Cherry, Pear-y Cranberry Compote
Is this the year you'll make homemade cranberry sauce? If so, you can't go wrong with this Cherry, Pear-y Cranberry Compote. It's cranberry sauce...but oh so much better.
Ever since my sister made this cranberry compote for Thanksgiving one year, I've never gone back to "regular" cranberry sauce. She had adapted a recipe that originally appeared in Gourmet Magazine that called for quince. Her substitution of pears was brilliant, and after tasting it I was immediately hooked. But of course, after getting her version on paper, I had to fiddle around with it a little. You know, just to make it my own :)
What's different about this cranberry compote?
First off, it's a compote—not exactly a sauce (although I call it that most of the time). A compote is just dried or fresh fruit cooked in a syrup, but it's got bigger chunks of fruit than a sauce does. For this recipe I use both dried and fresh fruit. I kept the pears, because pears are a lovely, yet highly underrated fall fruit and I look for opportunities to use them. And since I'm originally from the mitten state and always have dried Michigan cherries on hand, I tossed in a handful of those. Hence, the cutesy name of Cherry, Pear-y Cranberry Compote. I also used apple cider in place of apple juice. Sometimes I stir in a tiny bit of orange or tangerine zest at the end, but honestly, it doesn't really need it. If you aren't a fan of cinnamon, you could swap in a pinch of ground cloves or even a little pumpkin pie spice (around 1/4 teaspoon would be fine).
How do you make cranberry sauce?
The ingredients for a standard cranberry sauce are very simple: fresh cranberries, some liquid such as water or juice, and sugar. Then simply cook the mixture on the stove top over medium heat and wait for the cranberries to pop open (this usually takes around 10 minutes). Listen for the popping sound—that's the cranberries popping open, which releases pectin, helping to thicken the sauce. The longer you cook the sauce, the more pectin you'll get from the berries (and the more liquid will evaporate), and the thicker your sauce will become. Spices may be added to jazz up the sauce a bit. The whole process from beginning to end usually takes roughly 20 minutes. This compote takes a longer because you have to peel and cook the pears.

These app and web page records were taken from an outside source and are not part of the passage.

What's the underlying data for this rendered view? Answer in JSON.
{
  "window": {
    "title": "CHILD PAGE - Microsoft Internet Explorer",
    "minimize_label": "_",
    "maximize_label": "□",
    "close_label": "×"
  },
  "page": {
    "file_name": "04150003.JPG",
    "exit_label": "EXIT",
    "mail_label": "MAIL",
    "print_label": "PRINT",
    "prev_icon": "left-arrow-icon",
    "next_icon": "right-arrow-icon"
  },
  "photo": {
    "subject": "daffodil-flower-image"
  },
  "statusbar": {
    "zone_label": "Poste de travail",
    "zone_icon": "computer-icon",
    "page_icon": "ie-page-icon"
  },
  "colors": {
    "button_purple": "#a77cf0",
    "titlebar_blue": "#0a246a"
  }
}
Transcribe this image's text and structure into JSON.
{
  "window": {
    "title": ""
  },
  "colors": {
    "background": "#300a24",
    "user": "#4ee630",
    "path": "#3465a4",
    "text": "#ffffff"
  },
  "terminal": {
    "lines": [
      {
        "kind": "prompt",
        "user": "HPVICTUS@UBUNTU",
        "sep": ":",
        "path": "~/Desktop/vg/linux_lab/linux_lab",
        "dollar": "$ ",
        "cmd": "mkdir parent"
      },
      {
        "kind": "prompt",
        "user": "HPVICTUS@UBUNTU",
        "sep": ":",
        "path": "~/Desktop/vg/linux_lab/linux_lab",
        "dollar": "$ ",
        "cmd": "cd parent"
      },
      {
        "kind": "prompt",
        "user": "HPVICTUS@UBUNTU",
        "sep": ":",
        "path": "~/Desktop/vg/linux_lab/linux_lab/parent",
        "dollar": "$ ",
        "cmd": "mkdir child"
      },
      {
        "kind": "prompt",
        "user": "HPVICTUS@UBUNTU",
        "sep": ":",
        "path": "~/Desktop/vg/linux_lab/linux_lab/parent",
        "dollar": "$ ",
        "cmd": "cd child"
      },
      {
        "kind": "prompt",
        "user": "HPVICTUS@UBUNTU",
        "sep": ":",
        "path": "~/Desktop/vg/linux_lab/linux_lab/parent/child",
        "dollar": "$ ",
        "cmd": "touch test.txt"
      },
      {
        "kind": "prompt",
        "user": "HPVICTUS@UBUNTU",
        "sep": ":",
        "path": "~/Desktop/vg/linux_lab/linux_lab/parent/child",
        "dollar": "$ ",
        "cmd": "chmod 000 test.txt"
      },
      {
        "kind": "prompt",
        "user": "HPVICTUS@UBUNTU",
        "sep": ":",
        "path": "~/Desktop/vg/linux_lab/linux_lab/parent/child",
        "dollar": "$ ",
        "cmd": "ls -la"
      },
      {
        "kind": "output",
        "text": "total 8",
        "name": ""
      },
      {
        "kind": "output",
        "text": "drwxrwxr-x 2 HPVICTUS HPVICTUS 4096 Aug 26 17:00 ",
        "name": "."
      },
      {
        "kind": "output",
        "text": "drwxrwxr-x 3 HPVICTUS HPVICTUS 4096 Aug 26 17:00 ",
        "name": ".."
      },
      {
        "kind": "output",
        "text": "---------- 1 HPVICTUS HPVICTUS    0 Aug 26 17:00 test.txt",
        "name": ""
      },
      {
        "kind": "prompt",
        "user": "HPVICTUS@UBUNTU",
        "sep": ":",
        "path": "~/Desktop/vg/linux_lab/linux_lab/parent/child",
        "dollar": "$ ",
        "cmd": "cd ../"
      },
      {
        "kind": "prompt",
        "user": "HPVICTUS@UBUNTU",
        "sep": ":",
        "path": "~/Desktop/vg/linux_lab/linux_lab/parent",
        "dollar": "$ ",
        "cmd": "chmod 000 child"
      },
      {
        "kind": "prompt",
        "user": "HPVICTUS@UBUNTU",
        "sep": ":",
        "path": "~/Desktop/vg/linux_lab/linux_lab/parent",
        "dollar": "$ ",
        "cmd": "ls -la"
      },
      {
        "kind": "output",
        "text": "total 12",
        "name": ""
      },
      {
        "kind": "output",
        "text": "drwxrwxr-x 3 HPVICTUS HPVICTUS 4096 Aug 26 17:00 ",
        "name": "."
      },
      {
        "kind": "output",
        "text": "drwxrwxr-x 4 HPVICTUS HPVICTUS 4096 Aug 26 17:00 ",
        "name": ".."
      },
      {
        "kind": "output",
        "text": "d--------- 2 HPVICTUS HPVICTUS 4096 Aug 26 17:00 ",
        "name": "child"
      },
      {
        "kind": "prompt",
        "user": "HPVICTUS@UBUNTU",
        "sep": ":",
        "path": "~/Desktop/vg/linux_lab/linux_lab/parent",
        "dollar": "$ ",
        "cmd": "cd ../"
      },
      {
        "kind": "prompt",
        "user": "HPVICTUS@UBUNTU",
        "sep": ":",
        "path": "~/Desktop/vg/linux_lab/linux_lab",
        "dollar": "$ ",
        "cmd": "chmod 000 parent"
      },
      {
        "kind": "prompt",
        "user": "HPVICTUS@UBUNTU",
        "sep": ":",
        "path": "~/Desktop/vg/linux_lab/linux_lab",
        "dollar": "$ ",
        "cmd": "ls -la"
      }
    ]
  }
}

What can I do with leftover cranberry compote?
Well, if you're me, you eat it from the container with a spoon, thanking your lucky stars that your sister introduced you to this recipe way back when (thanks Chrissy!). But of course, you can always eat it the next day at Thanksgiving 2.0. I prefer to spoon it over a generous dollop of cottage cheese—the tartness is a good counterpoint to the rather bland cheese (this makes an excellent breakfast or snack). Extra compote would also make a nice accompaniment to a charcuterie board or cheese and cracker plate (serve it with a small spoon). Finally, consider blending it up into a smoothie, stirring it into your morning oatmeal or layering it with yogurt and granola to make a pretty parfait.
Can I make cranberry sauce ahead of time?
Absolutely—and I recommend it because who needs more to do on Thanksgiving day itself? Plus, prepping it ahead gives the flavors time to meld. Cranberry sauce and this compote keeps well in the refrigerator in a covered container for a good week. Serving it chilled makes for a nice contrast to all the hot food on your holiday plate.
I hope you give this version a try—it's simple and just scrumptious. Happy Thanksgiving to you and yours.
Makes about 12 servings
1 pound fresh pears (don't use super ripe ones; crisp are best)
2 cups apple cider
1/2 cup sugar
1 cinnamon stick
1 12-oz. bag fresh cranberries
1/2 cup dried cherries
1/2 - 1 tsp. orange or tangerine zest (optional)
Peel, core and cut pears into 3/4-inch pieces; set aside.
In a heavy, large saucepan, combine the cider, sugar and cinnamon stick. Bring it to a boil and stir to dissolve sugar.
Add the pears and cook over medium heat until tender (from 10-20 minutes depending on how ripe the pears are).
Add the cranberries and cook, stirring occasionally, until you hear the berries pop and the mixture thickens, about 15 minutes. Remove from heat, stir in the dried cherries and the orange zest, if using.
Remove the cinnamon stick and let the compote cool. Refrigerate until serving.